Back in the days of cassette tapes, I can still remember staying home on Saturday nights to listen to (and occasionally record) the latest tunes from DJ’s like Chris Sheppard for hours at a time. I don’t recall exactly where I got this keychain but it reminds me of that once-great station that Toronto has never seen the likes of since.
Poor Domer. All he ever wanted to be in life was a mascot. For a talking turtle who walks on his hind legs and plays baseball, there aren’t a lot of other career choices. But as luck would have it, Domer got his chance in 1989, with the opening of Toronto’s SkyDome stadium.
When I first met Domer I was in rehearsals to be part of the Dome’s opening ceremonies. The show was ridiculously corny and badly choreographed, but I was still excited to be part of the action and get a chance to be on the field in front of a crowd of 50,000. I was part of the “We are Toronto” segment, representing the Ukrainian community, along with 67 other nations.
But alas, Domer’s career would be short-lived. The opening ceremonies ended up a complete fiasco, with the organizers insisting on opening the roof despite torrential rains which flooded the entire field with several inches of water (it was a domed stadium, so why would they need a drainage system?) Expensive ethnic costumes and equipment were ruined, leading to a class-action lawsuit by some of the performers. And within a decade, the SkyDome itself would be bankrupt and known as the “mistake by the lake,” with the already severely over-budget stadium sold off to the private sector for a fraction of its original price.
Domer never stood a chance. Finding himself unemployed and relegated to the dustbin of mascot history, he promptly hid himself in the back of a closet in my parent’s house, where he’s been ever since.

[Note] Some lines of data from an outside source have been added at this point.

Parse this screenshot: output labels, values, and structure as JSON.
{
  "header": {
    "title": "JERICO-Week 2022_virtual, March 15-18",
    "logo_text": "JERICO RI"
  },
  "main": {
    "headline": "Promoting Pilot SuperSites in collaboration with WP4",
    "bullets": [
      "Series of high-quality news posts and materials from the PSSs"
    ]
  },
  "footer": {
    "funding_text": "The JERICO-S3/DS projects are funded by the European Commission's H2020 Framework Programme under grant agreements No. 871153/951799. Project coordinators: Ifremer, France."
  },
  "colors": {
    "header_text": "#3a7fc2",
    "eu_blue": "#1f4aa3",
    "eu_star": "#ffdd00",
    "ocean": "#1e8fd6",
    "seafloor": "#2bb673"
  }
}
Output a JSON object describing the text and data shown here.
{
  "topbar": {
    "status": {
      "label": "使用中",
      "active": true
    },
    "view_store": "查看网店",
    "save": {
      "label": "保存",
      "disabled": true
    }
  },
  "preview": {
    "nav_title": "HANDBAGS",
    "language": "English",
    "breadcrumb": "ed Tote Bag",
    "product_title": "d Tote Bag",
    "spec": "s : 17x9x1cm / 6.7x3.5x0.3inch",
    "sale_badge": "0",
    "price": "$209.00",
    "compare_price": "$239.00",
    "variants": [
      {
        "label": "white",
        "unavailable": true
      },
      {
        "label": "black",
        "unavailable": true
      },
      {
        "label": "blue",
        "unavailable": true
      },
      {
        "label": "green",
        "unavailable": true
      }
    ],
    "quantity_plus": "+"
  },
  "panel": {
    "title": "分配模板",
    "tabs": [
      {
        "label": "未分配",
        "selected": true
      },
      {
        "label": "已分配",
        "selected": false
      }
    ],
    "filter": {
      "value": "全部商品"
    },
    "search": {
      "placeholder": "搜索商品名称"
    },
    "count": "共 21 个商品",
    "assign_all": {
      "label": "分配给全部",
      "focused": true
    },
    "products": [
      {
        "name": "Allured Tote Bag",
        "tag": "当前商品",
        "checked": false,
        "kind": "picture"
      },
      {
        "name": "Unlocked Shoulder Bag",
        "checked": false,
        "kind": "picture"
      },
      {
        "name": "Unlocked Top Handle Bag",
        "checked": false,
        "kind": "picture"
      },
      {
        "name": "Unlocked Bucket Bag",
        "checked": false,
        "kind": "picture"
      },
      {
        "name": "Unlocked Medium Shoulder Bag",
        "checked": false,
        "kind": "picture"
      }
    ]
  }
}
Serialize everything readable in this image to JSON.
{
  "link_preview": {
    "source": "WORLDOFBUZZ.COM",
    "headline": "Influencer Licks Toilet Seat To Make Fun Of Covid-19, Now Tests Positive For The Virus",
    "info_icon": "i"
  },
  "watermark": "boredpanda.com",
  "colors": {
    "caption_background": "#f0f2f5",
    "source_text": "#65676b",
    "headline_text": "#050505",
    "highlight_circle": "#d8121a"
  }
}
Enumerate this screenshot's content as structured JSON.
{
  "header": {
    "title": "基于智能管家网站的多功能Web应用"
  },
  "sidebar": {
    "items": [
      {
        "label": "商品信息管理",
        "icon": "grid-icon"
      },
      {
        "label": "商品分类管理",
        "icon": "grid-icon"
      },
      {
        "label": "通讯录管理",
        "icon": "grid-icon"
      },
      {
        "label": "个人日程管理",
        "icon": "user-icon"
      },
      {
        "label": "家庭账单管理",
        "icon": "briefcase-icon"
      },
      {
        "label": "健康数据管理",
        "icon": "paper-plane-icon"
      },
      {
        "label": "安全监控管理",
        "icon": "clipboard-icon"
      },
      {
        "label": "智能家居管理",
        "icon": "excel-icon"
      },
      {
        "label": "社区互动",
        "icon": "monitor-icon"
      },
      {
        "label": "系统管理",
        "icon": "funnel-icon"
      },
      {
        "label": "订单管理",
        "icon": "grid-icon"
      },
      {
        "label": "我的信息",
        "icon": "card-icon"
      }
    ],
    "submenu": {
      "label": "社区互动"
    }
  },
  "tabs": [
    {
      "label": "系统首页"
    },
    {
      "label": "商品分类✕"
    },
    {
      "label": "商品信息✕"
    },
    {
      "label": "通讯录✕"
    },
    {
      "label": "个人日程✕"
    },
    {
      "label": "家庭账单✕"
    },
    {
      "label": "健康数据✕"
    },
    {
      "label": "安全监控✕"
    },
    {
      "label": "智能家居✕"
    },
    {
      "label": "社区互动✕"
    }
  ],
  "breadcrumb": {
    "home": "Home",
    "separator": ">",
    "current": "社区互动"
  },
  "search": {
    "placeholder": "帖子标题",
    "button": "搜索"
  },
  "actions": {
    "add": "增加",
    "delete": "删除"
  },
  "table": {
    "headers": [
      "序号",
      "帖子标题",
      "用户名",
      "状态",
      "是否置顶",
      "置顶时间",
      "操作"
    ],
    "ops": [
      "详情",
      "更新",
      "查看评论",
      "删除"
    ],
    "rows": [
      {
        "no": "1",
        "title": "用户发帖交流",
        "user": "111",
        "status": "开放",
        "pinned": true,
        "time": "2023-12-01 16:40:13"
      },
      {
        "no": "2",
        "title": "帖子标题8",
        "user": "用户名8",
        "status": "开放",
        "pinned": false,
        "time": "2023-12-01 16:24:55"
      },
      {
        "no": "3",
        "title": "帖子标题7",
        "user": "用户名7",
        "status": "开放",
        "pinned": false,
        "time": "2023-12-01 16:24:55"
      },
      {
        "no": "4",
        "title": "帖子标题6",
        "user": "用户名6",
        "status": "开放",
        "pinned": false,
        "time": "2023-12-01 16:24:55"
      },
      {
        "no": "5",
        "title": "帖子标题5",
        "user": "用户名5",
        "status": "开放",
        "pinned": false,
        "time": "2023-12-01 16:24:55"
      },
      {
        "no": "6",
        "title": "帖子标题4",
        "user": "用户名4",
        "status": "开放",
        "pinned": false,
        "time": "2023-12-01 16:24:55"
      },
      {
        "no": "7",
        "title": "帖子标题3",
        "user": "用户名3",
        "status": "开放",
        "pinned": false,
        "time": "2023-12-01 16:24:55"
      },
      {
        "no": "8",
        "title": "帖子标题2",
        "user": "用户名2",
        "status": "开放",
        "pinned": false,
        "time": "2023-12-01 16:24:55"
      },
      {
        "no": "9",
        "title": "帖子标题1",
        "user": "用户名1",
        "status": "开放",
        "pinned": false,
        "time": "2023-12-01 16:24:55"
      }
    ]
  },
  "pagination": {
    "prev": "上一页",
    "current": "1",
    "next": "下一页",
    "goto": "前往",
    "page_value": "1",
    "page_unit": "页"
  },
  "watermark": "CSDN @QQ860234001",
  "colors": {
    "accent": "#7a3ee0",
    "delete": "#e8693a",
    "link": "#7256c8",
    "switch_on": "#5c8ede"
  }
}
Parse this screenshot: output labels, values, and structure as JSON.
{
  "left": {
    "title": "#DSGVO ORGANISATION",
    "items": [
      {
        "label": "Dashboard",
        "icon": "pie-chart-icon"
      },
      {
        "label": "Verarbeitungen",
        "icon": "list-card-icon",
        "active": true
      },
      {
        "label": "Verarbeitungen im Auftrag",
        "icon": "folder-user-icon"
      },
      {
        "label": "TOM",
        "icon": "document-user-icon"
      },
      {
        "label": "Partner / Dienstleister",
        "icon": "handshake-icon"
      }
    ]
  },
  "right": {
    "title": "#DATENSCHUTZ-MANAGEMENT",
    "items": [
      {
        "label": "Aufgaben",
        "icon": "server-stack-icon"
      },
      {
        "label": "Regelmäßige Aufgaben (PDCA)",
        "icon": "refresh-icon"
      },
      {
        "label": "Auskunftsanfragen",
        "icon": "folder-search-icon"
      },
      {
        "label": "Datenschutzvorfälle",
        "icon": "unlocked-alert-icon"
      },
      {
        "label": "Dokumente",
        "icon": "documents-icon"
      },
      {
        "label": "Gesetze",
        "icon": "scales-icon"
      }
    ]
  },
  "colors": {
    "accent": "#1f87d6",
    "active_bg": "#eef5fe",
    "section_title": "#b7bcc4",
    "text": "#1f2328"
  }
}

But I managed to coax him out long enough to snap this one rare photograph.
Item #10: Grateful Dead tie-dye t-shirt
Acquired: early 1990’s
I first started discovering the music of the band Grateful Dead in the early 1990’s, just a few years prior to lead singer/guitarist Jerry Garcia’s untimely death. At the time, the band’s legendary live shows were at an all-time high in popularity, and the band was one of the highest grossing live acts in the US, if not the world. Unfortunately I never got around to seeing them live, at least not until many years later when the remaining band members toured under a different name.
I bought this t-shirt on a whim from one of my favourite Toronto record stores that was owned by a guy who actually used to work for the band as a gardener in the famous Haight-Ashbury hippie district of San Francisco (Hmm..I wonder what kind of plants he used to “garden”??) I think I wore it in public only a couple of times. I liked the idea of feeling part of the “Deadhead” tribe, and craved that sense of community that the band’s ardent followers had developed. But I soon found out, it takes a lot more than one t-shirt to become a Deadhead, and I was just too busy in school to commit to the lifestyle.